Many discussions of privacy assume that collection and
use of information about people automatically hurts them. This has never
been recognized as a legal injury before, however. No discussion of privacy
is complete if it does not concretely identify what real harms modern uses of information bring.
It is not clear that increased collection of personal
information itself harms consumers, and there are many ways that consumers
can protect themselves from both collection and harm. We must discover
whether Information Age uses of personal information cause any new, distinct
harms to privacy that must be protected against.
The four privacy torts that William Prosser summarized
in 1960 can be committed more quickly and thoroughly thanks to technology.
Yet, in some cases, technology can provide better protection against them.
And consumers already have remedies if any of these torts are committed
against them. Again, it is new harms that we must discover.
Collecting personal information did not originate with
the Internet, and it has never before been deemed to cause a recognizable
harm. Some have argued that the mere knowledge that personal information
is collected injures oneís "personality," but this theory has not taken
hold. Such a right would be impossible to enforce, especially because the
biggest systematic collectors of information are governments. Considering,
also, that parents, neighbors, coworkers, and teachers all constantly collect
information on the people around them, preventing collection of information
would be a massive intrusion into social customs. People may be uncomfortable
imagining what collections of their personal information may reveal, but
that is a different concern, and publicizing such information is already
a common law privacy tort.
Perhaps communicating with a private individual for commercial
purposes, while knowing personal information about them, harms them in
some way.

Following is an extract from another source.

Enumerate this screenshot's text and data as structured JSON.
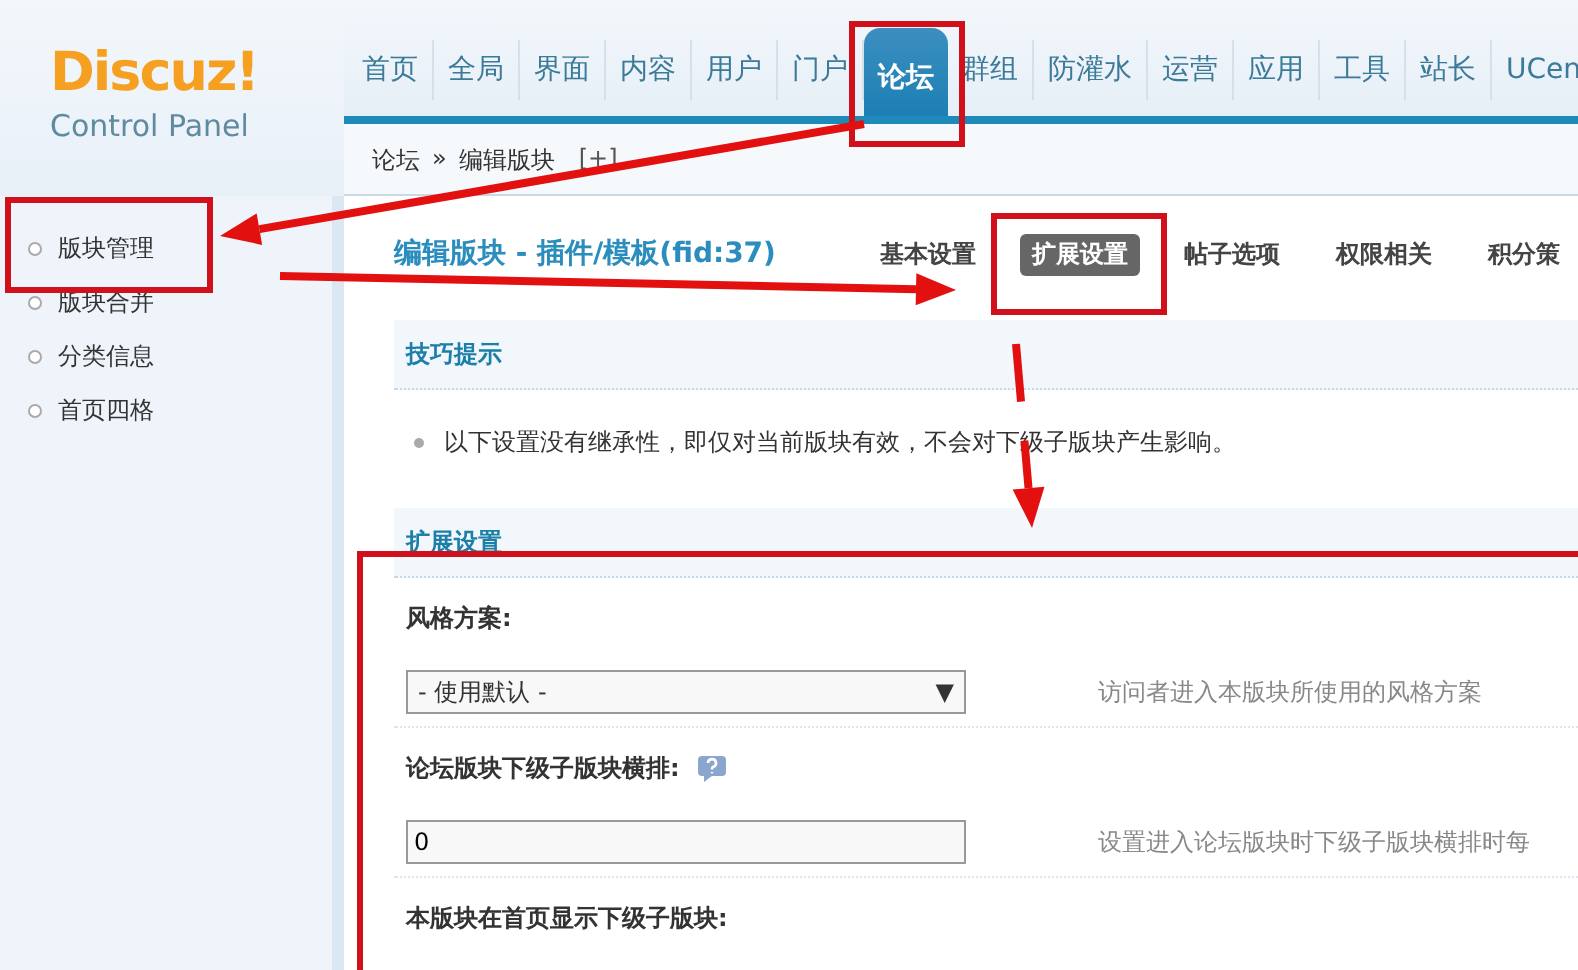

Though this harm has never been recognized before, it would be
consistent with the arguments made by privacy advocates that are premised

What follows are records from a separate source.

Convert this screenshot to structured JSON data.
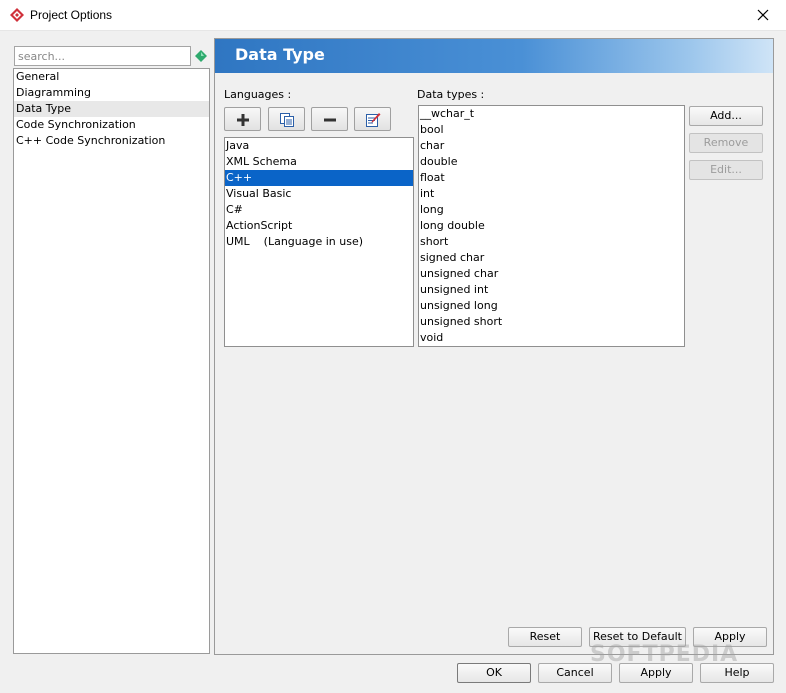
{
  "window": {
    "title": "Project Options",
    "icon": "visual-paradigm-logo-icon",
    "close_icon": "close-icon"
  },
  "search": {
    "placeholder": "search...",
    "value": "",
    "icon": "green-gem-icon"
  },
  "sidebar": {
    "items": [
      {
        "label": "General",
        "selected": false
      },
      {
        "label": "Diagramming",
        "selected": false
      },
      {
        "label": "Data Type",
        "selected": true
      },
      {
        "label": "Code Synchronization",
        "selected": false
      },
      {
        "label": "C++ Code Synchronization",
        "selected": false
      }
    ]
  },
  "panel": {
    "title": "Data Type",
    "languages_label": "Languages :",
    "datatypes_label": "Data types :",
    "toolbar": [
      {
        "icon": "plus-icon",
        "action": "add-language"
      },
      {
        "icon": "copy-icon",
        "action": "duplicate-language"
      },
      {
        "icon": "minus-icon",
        "action": "remove-language"
      },
      {
        "icon": "edit-icon",
        "action": "edit-language"
      }
    ],
    "languages": [
      "Java",
      "XML Schema",
      "C++",
      "Visual Basic",
      "C#",
      "ActionScript",
      "UML    (Language in use)"
    ],
    "selected_language": "C++",
    "data_types": [
      "__wchar_t",
      "bool",
      "char",
      "double",
      "float",
      "int",
      "long",
      "long double",
      "short",
      "signed char",
      "unsigned char",
      "unsigned int",
      "unsigned long",
      "unsigned short",
      "void"
    ],
    "buttons": {
      "add": "Add...",
      "remove": "Remove",
      "edit": "Edit..."
    },
    "footer": {
      "reset": "Reset",
      "reset_default": "Reset to Default",
      "apply": "Apply"
    }
  },
  "dialog_buttons": {
    "ok": "OK",
    "cancel": "Cancel",
    "apply": "Apply",
    "help": "Help"
  },
  "watermark": "SOFTPEDIA",
  "colors": {
    "banner": "#2f76c2",
    "selection": "#0a64c8",
    "logo": "#d0303a",
    "gem": "#2eaa6e"
  }
}
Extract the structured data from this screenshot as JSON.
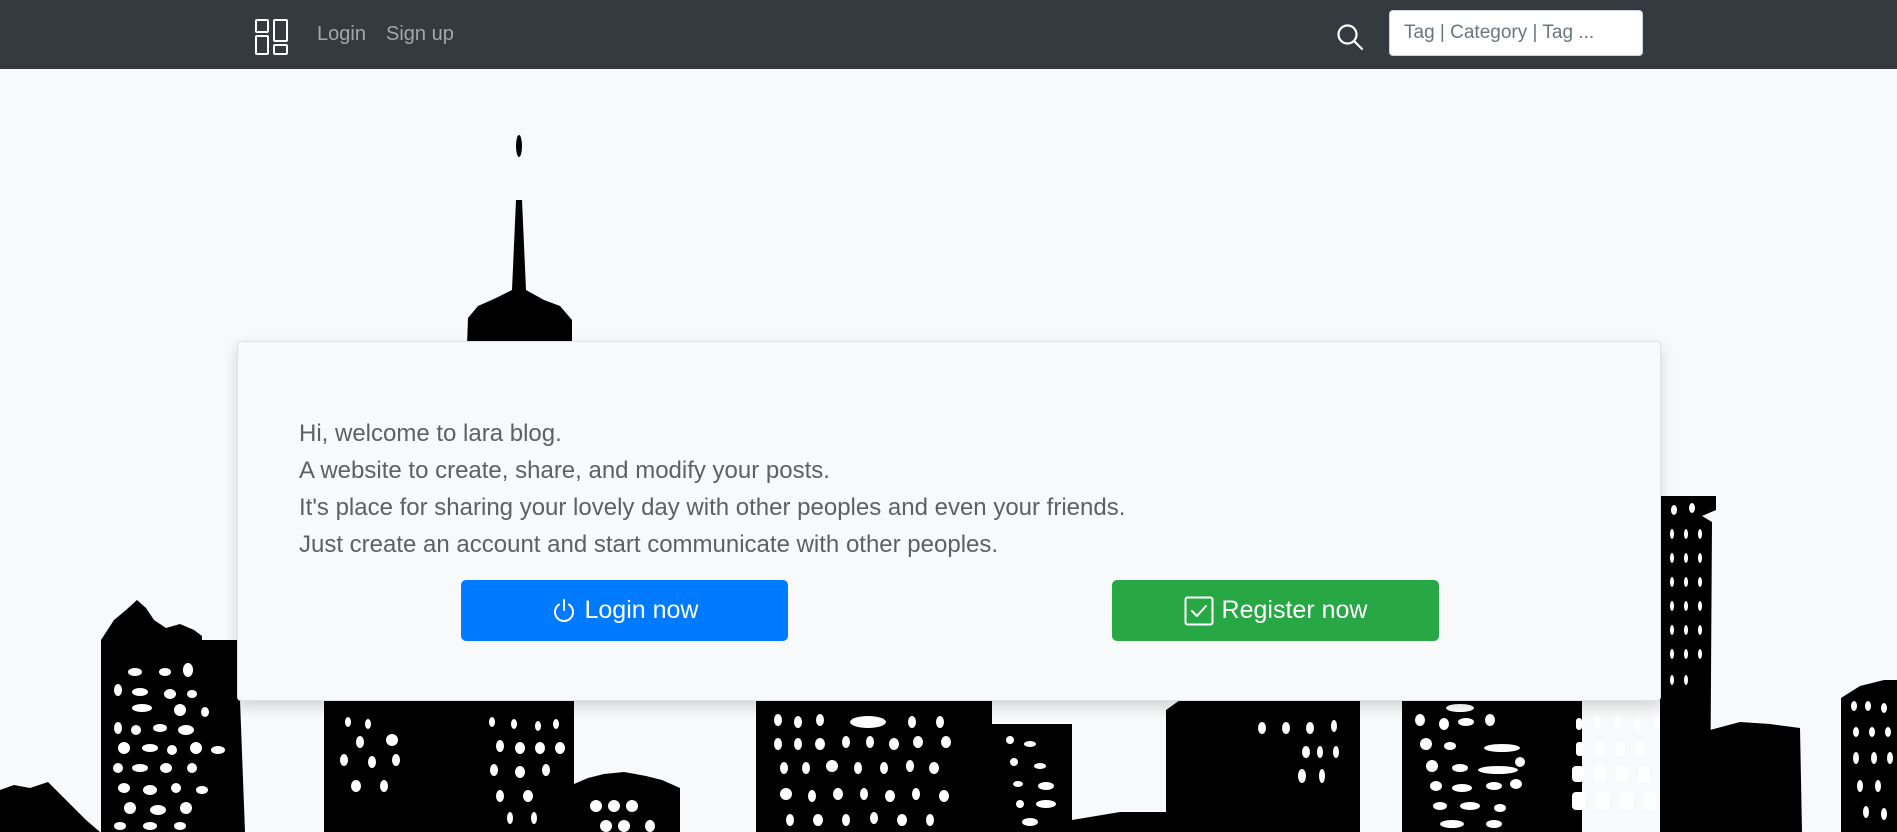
{
  "colors": {
    "navbar": "#343a40",
    "page_background": "#f8f9fa",
    "primary_button": "#007bff",
    "success_button": "#28a745"
  },
  "navbar": {
    "brand_icon": "grid-icon",
    "links": [
      {
        "label": "Login"
      },
      {
        "label": "Sign up"
      }
    ],
    "search_icon": "search-icon",
    "search_placeholder": "Tag | Category | Tag ..."
  },
  "hero": {
    "lines": [
      "Hi, welcome to lara blog.",
      "A website to create, share, and modify your posts.",
      "It's place for sharing your lovely day with other peoples and even your friends.",
      "Just create an account and start communicate with other peoples."
    ],
    "login_button": {
      "label": "Login now",
      "icon": "power-icon"
    },
    "register_button": {
      "label": "Register now",
      "icon": "checkbox-icon"
    }
  },
  "background": {
    "illustration": "city-skyline-silhouette"
  }
}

on there being something sinister about commercial speech and marketing.
Such advocates need to make the case, if they can, that being marketed
to (in a way not otherwise offensive to common law privacy protections)
is harmful. This is the most likely way that a new harm to consumers can
be created from modern information practices.
The availability of personal information sometimes does
assist a criminal in perpetrating crime. For example, "identity theft"
is the fraudulent use of personal information to assume the identity of
another person. This series of criminal acts has become easier to commit
with the increased availability of information in the modern era. The federal
Drivers Privacy Protection Act was passed after driverís license information
helped a killer find a womanís home and murder her there. Driverís license
information is compiled and revealed by government agencies, and the woman
did not have the practical option of protecting this information from being
Crimes that make use of personal information are better
treated as the crimes that they are, rather than as invasions of privacy.
Proposals to limit uses of information in order to prevent crime should
be recognized for what they are: crime control, not privacy protection.
So, while there is no doubt that information may be used in harmful
ways, there have yet to be found harmful uses of information that are not
already addressed by the tort laws or the criminal laws.